Stop-motion animation genius and weaver of dreams Ray Harryhausen left us yesterday aged 92. Bristol Silents Director Chris Daniels remembers the man who we were lucky enough to count as one of our patrons.
In 2004 I had the unforgettable pleasure of meeting Ray in his home in Central London to plan a Bristol Silents event. He was charming and delightful and quite taken aback that we at Bristol Silents would be interested in screening some early silent works from one of his great heroes and mentor, Willis O’Brien. As part of our two show programme to champion O’Brien’s work we invited that unstoppable modern-day stop motion Guru from Aardman Animations Peter Lord to introduce THE Lost World (O’Brien’s great dinosaur picture, made before his more famous classic King Kong). Pete introduced the silent movie for us and for the second show Ray was kind enough to come to Watershed in an event called Animated Lives where, in discussion with Andrew Kelly, he spoke about his long career in stop motion, his love for Willis O Brien and his feelings about CGI (Peter Jackson was a fan of Ray’s work, he told me).
It was a privilege to work with Ray at this event, one which some of our other patron’s, Kevin Brownlow, David Robinson and Paul McGann, all attended. We enjoyed the show so much that we produced a further event at the Barbican cinema in 2005, and one more a few years later at Watershed when Ray’s new book came out. Ray was always delightful and charming, bringing his famous skeleton (in a coffin) out towards the end to squeals a delight from audience members.
Ray told me that the ‘dialogue’ actor sequences in his films were really just a vehicle to move the action to the next creature, encounter or battle. In that, we understood that his ‘silent’ sequences were the bits that people remembered. The action was always king in a Harryhausen movie.
When we invited Ray to become a patron of Bristol Silents he wrote a handwritten letter to us (now a treasured possession in the Bristol Silents and Slapstick offices) saying he would be honoured. Ray will be sorely missed along with other great patrons we’ve been fortunate to have known and to have worked with, including the late great Eric Sykes and Jack Cardiff.

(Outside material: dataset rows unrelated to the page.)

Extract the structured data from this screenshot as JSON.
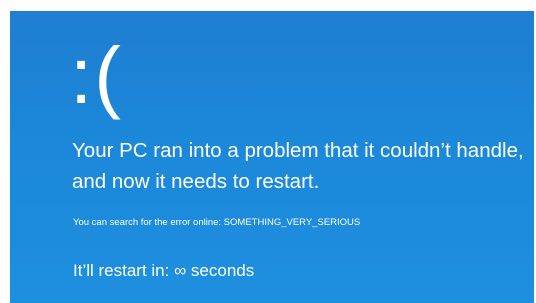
{
  "screen": {
    "background": "#1b88d9",
    "text_color": "#ffffff",
    "emoticon": ":(",
    "headline": "Your PC ran into a problem that it couldn’t handle, and now it needs to restart.",
    "search_info": "You can search for the error online: SOMETHING_VERY_SERIOUS",
    "restart_message": "It’ll restart in: ∞ seconds"
  }
}
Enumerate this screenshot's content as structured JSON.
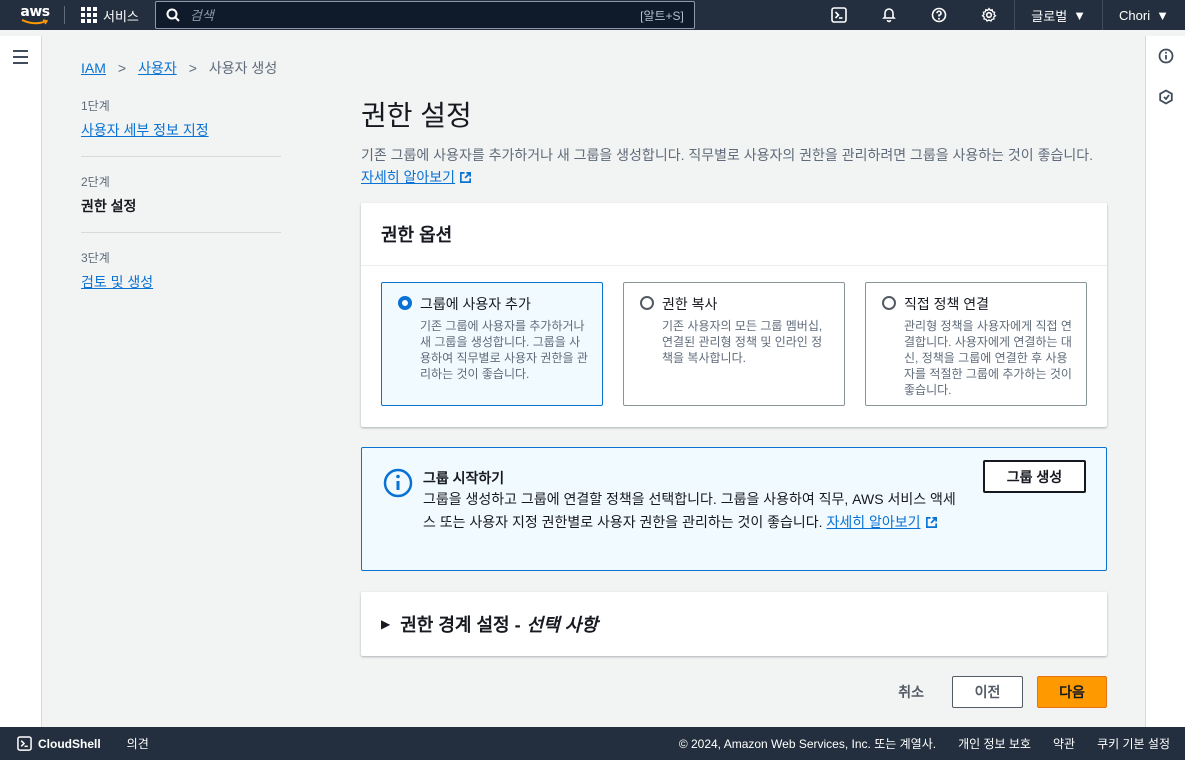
{
  "topnav": {
    "logo_text": "aws",
    "services_label": "서비스",
    "search_placeholder": "검색",
    "search_shortcut": "[알트+S]",
    "region_label": "글로벌",
    "user_label": "Chori",
    "icons": [
      "cloudshell-icon",
      "bell-icon",
      "help-icon",
      "settings-icon"
    ]
  },
  "breadcrumb": {
    "items": [
      "IAM",
      "사용자"
    ],
    "current": "사용자 생성"
  },
  "steps": [
    {
      "num": "1단계",
      "label": "사용자 세부 정보 지정"
    },
    {
      "num": "2단계",
      "label": "권한 설정"
    },
    {
      "num": "3단계",
      "label": "검토 및 생성"
    }
  ],
  "main": {
    "title": "권한 설정",
    "desc": "기존 그룹에 사용자를 추가하거나 새 그룹을 생성합니다. 직무별로 사용자의 권한을 관리하려면 그룹을 사용하는 것이 좋습니다.",
    "learn_more": "자세히 알아보기"
  },
  "permission_options": {
    "heading": "권한 옵션",
    "options": [
      {
        "title": "그룹에 사용자 추가",
        "desc": "기존 그룹에 사용자를 추가하거나 새 그룹을 생성합니다. 그룹을 사용하여 직무별로 사용자 권한을 관리하는 것이 좋습니다.",
        "selected": true
      },
      {
        "title": "권한 복사",
        "desc": "기존 사용자의 모든 그룹 멤버십, 연결된 관리형 정책 및 인라인 정책을 복사합니다.",
        "selected": false
      },
      {
        "title": "직접 정책 연결",
        "desc": "관리형 정책을 사용자에게 직접 연결합니다. 사용자에게 연결하는 대신, 정책을 그룹에 연결한 후 사용자를 적절한 그룹에 추가하는 것이 좋습니다.",
        "selected": false
      }
    ]
  },
  "info_box": {
    "title": "그룹 시작하기",
    "body": "그룹을 생성하고 그룹에 연결할 정책을 선택합니다. 그룹을 사용하여 직무, AWS 서비스 액세스 또는 사용자 지정 권한별로 사용자 권한을 관리하는 것이 좋습니다.",
    "learn_more": "자세히 알아보기",
    "button": "그룹 생성"
  },
  "boundary": {
    "label": "권한 경계 설정 -",
    "optional": "선택 사항"
  },
  "actions": {
    "cancel": "취소",
    "previous": "이전",
    "next": "다음"
  },
  "footer": {
    "cloudshell": "CloudShell",
    "feedback": "의견",
    "copyright": "© 2024, Amazon Web Services, Inc. 또는 계열사.",
    "privacy": "개인 정보 보호",
    "terms": "약관",
    "cookies": "쿠키 기본 설정"
  },
  "colors": {
    "nav_bg": "#232f3e",
    "link": "#0972d3",
    "primary": "#ff9900"
  }
}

Long may Ray’s work continue to be recognised, celebrated and loved.
Bristol Silents/Slapstick Festival